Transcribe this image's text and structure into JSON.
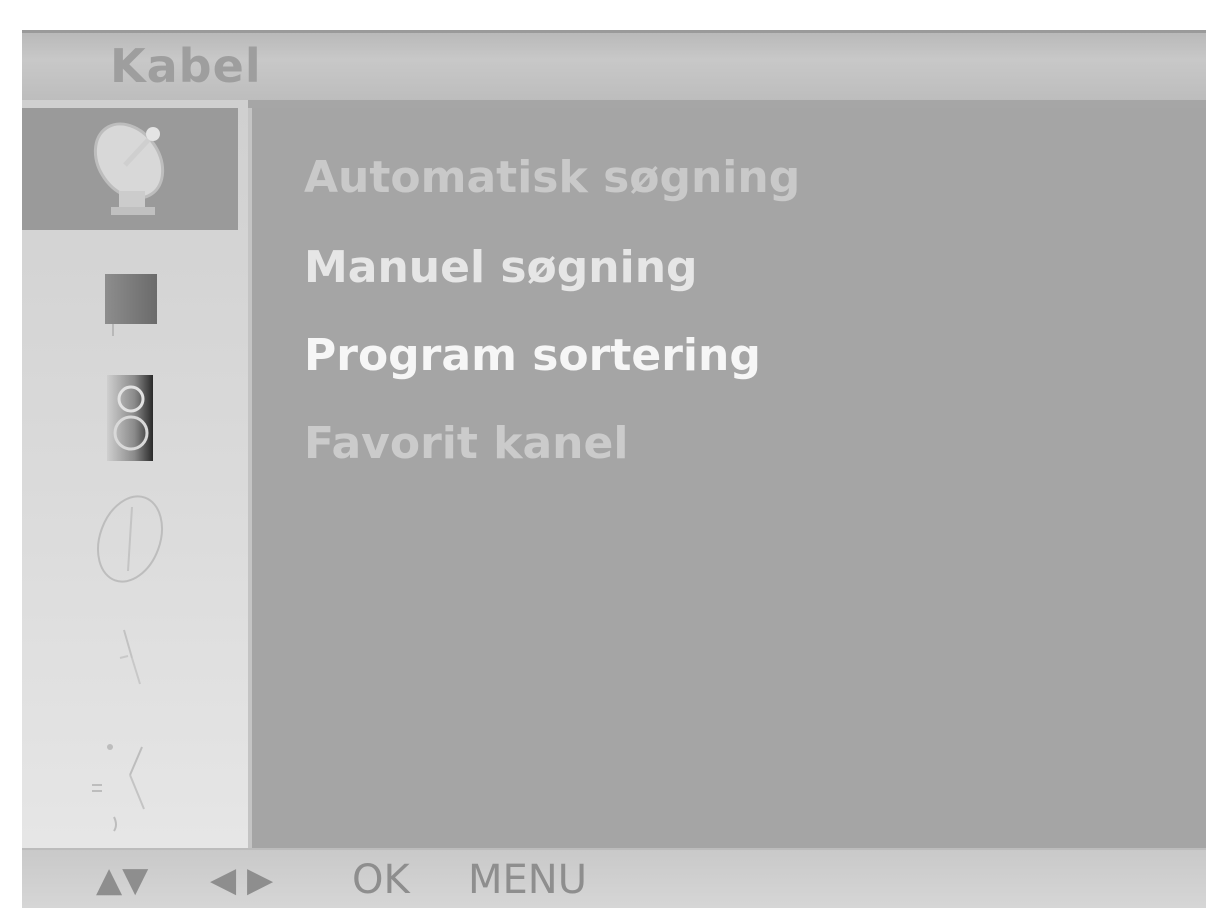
{
  "header": {
    "title": "Kabel"
  },
  "sidebar": {
    "items": [
      {
        "icon": "satellite-dish-icon",
        "active": true
      },
      {
        "icon": "picture-icon",
        "active": false
      },
      {
        "icon": "speaker-icon",
        "active": false
      },
      {
        "icon": "clock-icon",
        "active": false
      },
      {
        "icon": "special-icon",
        "active": false
      },
      {
        "icon": "setup-icon",
        "active": false
      }
    ]
  },
  "menu": {
    "items": [
      {
        "label": "Automatisk søgning",
        "color": "#c9c9c9"
      },
      {
        "label": "Manuel søgning",
        "color": "#e6e6e6"
      },
      {
        "label": "Program sortering",
        "color": "#f6f6f6"
      },
      {
        "label": "Favorit kanel",
        "color": "#cbcbcb"
      }
    ]
  },
  "footer": {
    "up_down": "▲▼",
    "left_right": "◀ ▶",
    "ok": "OK",
    "menu": "MENU"
  },
  "colors": {
    "panel": "#a5a5a5",
    "sidebar": "#d6d6d6",
    "active_sidebar_item": "#9a9a9a",
    "title_text": "#9e9e9e"
  }
}
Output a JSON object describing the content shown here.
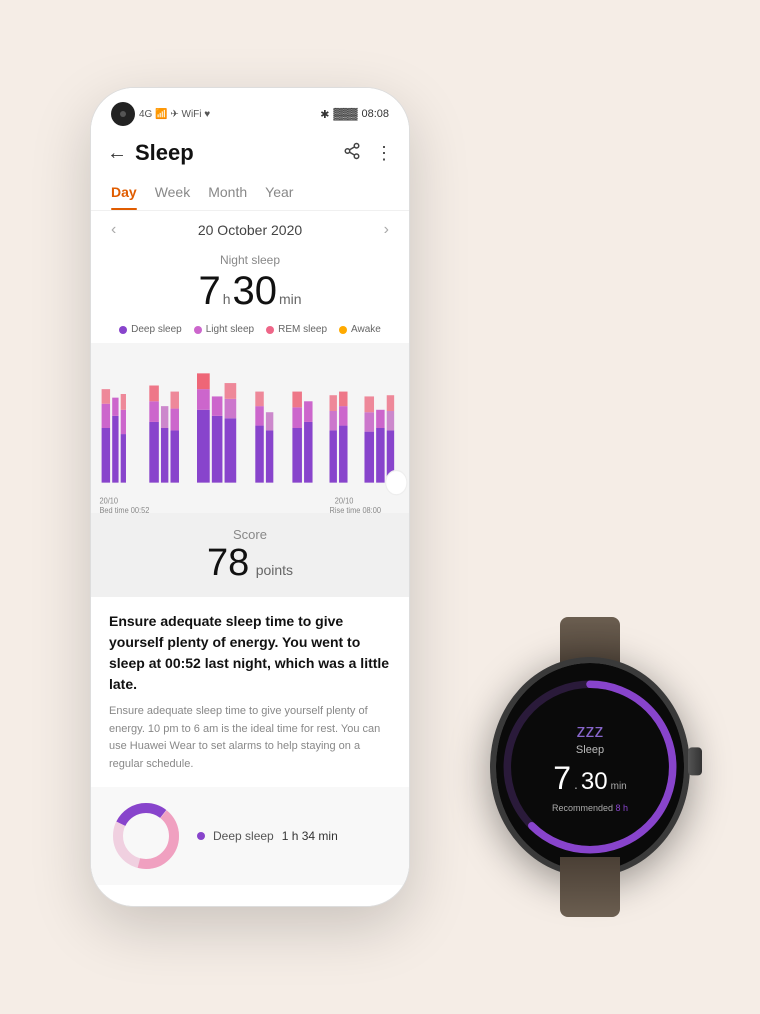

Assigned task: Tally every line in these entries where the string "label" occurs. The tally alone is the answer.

Solution to this exercise: 4